Instructions to follow: A copy is needed of each line in the records that has the word "thêm".

Web page and app entries:
^^^^^^^^

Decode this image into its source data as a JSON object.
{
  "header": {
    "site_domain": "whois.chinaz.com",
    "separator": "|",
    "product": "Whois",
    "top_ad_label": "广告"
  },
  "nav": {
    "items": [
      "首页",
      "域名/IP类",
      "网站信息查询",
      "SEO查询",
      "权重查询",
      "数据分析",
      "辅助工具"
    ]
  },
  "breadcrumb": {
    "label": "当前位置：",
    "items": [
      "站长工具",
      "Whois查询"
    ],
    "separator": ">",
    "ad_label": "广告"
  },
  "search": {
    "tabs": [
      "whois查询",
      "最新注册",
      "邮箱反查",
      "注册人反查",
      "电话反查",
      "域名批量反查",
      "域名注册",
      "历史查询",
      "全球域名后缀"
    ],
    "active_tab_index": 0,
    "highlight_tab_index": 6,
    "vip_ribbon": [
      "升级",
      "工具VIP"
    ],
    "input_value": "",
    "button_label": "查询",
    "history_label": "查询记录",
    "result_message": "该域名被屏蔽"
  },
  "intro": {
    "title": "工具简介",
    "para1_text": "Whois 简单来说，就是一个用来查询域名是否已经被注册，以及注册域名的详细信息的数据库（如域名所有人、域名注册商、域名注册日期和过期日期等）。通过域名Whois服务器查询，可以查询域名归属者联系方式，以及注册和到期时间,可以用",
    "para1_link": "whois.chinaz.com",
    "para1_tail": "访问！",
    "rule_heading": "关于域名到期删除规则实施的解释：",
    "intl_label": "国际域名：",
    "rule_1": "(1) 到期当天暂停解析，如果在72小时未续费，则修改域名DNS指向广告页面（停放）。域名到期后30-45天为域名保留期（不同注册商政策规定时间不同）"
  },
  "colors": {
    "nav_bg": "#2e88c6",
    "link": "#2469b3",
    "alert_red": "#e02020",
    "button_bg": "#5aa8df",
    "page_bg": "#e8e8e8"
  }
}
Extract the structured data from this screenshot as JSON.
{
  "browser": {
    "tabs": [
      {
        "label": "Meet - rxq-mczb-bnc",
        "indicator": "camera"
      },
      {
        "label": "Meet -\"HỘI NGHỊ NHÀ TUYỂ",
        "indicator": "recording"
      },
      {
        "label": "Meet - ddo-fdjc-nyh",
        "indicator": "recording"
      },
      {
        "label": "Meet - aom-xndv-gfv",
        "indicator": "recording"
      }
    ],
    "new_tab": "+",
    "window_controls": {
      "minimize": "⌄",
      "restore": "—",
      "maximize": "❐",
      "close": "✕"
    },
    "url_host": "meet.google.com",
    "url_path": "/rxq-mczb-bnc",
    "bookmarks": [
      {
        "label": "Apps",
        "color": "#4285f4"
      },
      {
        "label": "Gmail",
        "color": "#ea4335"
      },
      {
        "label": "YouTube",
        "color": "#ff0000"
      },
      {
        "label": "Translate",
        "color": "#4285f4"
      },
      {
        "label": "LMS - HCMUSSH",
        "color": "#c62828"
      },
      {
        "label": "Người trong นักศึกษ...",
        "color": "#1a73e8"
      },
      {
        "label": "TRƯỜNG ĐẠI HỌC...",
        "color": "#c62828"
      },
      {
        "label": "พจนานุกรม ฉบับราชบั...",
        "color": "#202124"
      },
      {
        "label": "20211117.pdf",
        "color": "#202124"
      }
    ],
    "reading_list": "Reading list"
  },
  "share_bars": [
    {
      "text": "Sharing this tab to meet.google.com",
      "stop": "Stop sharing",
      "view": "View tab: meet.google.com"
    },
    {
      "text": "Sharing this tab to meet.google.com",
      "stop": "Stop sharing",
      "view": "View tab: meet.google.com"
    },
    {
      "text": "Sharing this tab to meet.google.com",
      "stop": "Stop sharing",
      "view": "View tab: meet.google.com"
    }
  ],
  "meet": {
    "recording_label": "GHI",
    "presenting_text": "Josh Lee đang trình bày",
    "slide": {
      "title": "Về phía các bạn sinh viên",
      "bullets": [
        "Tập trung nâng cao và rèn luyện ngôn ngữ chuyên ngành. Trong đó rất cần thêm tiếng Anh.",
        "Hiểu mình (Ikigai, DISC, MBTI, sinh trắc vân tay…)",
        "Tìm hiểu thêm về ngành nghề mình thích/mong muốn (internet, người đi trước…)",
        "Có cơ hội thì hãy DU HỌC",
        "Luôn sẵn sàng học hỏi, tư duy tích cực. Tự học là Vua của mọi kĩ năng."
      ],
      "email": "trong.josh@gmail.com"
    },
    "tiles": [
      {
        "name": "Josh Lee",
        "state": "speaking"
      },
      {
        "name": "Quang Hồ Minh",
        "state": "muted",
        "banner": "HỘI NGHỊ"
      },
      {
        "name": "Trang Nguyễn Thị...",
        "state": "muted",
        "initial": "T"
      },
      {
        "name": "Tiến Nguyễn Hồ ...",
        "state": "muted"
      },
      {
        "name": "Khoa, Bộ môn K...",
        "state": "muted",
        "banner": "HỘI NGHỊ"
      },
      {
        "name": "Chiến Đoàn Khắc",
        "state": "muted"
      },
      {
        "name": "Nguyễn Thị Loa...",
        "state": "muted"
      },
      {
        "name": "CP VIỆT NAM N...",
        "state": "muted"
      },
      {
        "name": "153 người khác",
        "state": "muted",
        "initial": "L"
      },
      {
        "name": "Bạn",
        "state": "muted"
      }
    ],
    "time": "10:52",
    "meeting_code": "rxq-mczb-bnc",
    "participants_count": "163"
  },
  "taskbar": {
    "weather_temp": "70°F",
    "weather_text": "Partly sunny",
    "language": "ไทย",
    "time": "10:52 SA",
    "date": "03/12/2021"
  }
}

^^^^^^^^

Solution below:
        "Tập trung nâng cao và rèn luyện ngôn ngữ chuyên ngành. Trong đó rất cần thêm tiếng Anh.",
        "Tìm hiểu thêm về ngành nghề mình thích/mong muốn (internet, người đi trước…)",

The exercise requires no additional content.